*** Data shown ***

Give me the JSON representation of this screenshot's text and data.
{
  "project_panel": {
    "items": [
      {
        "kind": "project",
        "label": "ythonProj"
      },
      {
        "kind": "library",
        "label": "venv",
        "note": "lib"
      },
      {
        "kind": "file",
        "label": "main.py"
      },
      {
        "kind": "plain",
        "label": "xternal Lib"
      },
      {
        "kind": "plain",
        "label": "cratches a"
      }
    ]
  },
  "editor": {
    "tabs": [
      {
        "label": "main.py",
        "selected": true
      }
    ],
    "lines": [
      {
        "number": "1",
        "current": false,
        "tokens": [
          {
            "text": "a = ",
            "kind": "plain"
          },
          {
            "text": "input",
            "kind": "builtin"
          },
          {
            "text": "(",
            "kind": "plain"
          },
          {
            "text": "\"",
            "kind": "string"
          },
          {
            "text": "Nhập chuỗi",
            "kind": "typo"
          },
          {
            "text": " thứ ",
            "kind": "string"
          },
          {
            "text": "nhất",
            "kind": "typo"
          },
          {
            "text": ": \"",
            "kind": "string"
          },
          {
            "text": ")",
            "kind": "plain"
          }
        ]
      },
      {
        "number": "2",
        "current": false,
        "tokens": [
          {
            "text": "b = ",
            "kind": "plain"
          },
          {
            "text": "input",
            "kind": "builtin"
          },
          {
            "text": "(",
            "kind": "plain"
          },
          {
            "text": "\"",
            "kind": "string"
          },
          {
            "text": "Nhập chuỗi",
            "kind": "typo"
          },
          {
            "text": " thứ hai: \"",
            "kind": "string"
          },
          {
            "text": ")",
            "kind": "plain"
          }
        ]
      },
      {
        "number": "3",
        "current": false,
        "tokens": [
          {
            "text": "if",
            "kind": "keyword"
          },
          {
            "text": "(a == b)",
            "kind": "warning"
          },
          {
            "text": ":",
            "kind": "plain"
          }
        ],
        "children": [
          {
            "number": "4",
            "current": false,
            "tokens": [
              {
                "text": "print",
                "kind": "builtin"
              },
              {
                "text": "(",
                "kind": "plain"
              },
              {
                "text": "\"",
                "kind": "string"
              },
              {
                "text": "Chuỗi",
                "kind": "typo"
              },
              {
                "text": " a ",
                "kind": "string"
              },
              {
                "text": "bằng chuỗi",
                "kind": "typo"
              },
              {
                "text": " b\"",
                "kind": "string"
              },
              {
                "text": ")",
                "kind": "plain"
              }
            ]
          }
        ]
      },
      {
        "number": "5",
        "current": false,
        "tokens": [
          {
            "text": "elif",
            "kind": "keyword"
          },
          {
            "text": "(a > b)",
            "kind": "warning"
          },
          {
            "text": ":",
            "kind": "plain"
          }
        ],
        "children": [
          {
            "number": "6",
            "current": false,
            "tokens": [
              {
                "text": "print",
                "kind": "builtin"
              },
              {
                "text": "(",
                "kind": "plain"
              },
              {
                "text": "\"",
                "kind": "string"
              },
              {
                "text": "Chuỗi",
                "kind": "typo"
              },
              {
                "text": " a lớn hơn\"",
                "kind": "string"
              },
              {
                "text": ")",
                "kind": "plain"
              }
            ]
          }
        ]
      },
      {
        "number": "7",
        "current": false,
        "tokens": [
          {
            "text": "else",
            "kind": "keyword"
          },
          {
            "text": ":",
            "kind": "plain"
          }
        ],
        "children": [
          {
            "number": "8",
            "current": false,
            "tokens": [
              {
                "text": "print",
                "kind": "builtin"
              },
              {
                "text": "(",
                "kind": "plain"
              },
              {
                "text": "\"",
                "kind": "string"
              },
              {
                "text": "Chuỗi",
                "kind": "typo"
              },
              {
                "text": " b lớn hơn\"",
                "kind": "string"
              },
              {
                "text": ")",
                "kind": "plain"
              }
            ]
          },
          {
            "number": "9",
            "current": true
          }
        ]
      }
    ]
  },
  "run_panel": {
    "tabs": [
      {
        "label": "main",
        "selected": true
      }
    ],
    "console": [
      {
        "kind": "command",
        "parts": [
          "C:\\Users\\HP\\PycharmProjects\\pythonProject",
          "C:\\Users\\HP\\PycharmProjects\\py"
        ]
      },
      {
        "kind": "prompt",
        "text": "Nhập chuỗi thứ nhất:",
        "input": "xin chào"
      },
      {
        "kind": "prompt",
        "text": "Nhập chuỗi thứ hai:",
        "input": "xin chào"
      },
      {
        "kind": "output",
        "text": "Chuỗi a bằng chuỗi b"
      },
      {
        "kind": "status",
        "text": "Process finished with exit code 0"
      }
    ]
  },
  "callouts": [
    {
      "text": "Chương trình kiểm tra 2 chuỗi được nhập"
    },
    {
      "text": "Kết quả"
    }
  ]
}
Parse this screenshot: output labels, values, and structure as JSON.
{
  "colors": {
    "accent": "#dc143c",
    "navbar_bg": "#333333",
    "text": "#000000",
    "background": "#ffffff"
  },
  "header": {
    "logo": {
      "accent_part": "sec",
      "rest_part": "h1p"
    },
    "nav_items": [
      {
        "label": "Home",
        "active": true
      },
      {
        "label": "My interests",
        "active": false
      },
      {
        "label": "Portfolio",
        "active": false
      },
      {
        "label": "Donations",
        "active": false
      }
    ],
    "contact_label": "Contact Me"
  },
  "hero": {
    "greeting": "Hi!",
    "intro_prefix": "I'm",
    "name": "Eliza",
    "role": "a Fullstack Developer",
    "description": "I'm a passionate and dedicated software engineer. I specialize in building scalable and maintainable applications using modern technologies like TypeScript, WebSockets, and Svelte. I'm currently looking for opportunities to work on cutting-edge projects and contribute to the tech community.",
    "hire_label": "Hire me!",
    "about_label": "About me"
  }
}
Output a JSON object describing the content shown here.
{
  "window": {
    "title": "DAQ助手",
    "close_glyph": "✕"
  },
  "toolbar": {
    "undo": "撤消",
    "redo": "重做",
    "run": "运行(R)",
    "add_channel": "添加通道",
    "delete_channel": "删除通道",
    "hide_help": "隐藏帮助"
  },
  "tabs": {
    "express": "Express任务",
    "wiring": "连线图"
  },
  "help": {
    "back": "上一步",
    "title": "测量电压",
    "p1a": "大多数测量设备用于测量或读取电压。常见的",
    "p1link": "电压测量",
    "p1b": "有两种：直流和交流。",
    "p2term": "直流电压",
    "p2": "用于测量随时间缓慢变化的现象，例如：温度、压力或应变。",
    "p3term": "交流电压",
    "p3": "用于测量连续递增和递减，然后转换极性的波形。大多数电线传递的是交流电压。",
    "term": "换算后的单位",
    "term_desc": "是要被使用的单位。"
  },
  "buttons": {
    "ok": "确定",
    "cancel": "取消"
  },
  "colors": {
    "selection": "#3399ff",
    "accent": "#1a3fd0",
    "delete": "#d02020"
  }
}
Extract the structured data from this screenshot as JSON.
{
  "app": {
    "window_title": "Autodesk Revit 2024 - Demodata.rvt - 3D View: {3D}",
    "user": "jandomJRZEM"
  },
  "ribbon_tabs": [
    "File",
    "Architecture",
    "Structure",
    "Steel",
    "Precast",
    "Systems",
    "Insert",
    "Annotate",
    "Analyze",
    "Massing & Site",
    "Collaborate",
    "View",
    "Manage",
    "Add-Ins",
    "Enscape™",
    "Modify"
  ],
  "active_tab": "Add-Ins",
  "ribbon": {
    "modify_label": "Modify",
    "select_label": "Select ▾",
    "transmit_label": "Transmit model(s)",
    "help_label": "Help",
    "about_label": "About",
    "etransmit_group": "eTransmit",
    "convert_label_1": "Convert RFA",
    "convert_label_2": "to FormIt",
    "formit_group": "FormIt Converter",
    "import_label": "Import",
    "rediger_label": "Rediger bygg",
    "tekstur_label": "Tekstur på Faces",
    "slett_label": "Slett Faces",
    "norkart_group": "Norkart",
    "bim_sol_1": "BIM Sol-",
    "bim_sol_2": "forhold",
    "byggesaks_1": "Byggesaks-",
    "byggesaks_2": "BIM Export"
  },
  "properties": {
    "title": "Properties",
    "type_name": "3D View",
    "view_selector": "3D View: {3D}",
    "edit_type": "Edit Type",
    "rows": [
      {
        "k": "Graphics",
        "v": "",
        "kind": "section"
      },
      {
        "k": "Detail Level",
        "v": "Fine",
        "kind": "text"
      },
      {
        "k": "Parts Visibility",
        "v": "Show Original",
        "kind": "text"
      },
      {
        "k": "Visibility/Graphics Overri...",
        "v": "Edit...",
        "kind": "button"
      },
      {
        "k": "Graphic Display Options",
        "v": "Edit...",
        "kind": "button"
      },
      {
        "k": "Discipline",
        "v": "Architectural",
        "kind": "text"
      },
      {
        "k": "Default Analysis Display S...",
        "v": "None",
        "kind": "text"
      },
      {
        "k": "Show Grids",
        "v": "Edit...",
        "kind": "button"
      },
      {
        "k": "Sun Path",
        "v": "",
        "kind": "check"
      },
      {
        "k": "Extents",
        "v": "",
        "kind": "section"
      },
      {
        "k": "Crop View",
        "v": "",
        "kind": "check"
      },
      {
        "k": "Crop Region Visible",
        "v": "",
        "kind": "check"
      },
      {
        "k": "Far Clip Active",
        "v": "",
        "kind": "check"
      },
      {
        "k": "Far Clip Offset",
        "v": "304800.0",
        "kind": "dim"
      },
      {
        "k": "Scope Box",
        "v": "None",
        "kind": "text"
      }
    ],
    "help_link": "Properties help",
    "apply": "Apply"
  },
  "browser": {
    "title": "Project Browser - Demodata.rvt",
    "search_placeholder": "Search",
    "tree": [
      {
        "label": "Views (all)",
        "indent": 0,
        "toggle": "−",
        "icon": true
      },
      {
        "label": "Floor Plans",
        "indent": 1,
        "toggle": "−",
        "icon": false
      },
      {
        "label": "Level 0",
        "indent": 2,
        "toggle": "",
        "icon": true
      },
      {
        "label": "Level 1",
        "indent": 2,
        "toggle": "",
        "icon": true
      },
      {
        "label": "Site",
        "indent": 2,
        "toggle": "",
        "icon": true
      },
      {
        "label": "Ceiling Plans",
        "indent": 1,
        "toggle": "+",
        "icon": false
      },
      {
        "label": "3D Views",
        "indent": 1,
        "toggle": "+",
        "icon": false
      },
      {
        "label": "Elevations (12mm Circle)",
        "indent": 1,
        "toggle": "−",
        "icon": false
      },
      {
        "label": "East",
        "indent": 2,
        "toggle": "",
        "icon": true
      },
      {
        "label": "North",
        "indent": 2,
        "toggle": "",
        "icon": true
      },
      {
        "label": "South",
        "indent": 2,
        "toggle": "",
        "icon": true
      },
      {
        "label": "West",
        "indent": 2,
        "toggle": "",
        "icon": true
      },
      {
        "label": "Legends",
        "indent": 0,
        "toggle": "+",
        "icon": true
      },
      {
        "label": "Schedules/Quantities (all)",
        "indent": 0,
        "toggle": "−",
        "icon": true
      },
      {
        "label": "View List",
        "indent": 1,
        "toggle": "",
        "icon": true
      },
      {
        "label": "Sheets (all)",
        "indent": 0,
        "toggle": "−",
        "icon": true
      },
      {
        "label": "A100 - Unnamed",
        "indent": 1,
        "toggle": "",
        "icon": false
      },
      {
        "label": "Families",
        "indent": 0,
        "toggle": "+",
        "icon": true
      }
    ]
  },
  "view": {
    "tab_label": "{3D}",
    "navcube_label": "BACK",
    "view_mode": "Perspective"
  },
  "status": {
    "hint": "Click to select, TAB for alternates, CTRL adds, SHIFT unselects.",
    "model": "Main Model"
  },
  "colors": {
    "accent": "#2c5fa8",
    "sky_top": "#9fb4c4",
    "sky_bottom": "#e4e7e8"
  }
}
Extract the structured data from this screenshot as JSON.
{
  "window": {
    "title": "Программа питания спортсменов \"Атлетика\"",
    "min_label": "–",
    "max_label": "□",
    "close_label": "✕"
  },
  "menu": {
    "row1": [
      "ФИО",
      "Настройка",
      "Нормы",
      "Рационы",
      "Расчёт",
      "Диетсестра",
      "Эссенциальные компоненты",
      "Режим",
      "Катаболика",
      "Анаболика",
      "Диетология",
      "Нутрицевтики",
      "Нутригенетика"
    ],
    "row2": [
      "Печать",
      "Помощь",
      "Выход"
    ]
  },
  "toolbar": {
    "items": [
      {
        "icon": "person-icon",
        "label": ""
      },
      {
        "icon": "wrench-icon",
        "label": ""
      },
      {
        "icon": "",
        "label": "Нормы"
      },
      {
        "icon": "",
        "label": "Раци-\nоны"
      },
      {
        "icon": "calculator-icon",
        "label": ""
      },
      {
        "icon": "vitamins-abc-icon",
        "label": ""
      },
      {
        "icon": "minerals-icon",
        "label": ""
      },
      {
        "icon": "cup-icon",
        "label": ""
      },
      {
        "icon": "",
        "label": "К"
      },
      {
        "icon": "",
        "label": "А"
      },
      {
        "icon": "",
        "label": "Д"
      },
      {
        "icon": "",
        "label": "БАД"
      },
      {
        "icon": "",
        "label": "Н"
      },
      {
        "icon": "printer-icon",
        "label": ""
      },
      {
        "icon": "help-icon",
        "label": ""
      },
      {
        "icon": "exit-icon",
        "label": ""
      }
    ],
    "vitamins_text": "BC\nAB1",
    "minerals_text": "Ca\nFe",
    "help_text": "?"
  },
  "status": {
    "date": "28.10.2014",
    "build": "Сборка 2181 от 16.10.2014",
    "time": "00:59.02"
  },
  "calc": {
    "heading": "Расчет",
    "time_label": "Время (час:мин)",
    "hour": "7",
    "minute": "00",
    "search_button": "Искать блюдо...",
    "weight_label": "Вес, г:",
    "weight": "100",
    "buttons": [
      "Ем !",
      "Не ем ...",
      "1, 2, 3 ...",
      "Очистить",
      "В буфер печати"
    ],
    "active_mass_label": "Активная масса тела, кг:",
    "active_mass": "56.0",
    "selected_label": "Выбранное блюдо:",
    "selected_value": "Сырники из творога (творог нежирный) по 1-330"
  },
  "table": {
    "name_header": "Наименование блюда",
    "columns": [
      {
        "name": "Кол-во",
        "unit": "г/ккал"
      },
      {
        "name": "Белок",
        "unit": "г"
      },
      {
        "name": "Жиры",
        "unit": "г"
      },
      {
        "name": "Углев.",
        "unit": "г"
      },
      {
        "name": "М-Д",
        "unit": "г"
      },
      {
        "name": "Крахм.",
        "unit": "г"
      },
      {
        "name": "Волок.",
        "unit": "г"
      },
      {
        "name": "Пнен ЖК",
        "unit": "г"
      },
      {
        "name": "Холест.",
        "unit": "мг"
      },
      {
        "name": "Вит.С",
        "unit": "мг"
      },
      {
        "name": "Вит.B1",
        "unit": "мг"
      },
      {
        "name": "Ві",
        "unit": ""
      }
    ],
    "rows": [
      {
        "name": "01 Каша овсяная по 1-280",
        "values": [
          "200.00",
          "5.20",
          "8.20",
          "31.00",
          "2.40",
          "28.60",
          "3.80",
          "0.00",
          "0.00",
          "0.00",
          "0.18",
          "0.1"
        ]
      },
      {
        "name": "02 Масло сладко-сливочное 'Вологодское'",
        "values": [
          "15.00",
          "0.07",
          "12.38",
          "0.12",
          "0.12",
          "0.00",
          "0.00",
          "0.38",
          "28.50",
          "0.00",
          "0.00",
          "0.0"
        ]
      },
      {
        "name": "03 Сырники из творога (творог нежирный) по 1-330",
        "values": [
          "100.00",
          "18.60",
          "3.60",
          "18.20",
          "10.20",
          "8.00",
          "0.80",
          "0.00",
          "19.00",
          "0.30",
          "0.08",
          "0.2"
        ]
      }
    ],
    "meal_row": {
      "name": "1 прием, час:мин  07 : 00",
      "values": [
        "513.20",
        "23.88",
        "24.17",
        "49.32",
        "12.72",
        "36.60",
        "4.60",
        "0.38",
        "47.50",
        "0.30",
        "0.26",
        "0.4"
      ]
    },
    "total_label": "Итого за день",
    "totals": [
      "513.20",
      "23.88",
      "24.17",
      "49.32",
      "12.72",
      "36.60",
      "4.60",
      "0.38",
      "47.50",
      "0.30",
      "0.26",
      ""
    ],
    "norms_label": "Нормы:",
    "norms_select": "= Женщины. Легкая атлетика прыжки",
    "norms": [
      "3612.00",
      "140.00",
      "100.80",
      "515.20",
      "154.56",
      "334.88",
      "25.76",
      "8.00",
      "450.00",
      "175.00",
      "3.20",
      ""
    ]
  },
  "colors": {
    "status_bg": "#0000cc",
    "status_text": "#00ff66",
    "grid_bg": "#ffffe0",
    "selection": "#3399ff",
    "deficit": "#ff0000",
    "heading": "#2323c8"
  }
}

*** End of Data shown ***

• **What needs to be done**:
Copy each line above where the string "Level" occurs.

• **Written reply**:
        "k": "Detail Level",
        "label": "Level 0",
        "label": "Level 1",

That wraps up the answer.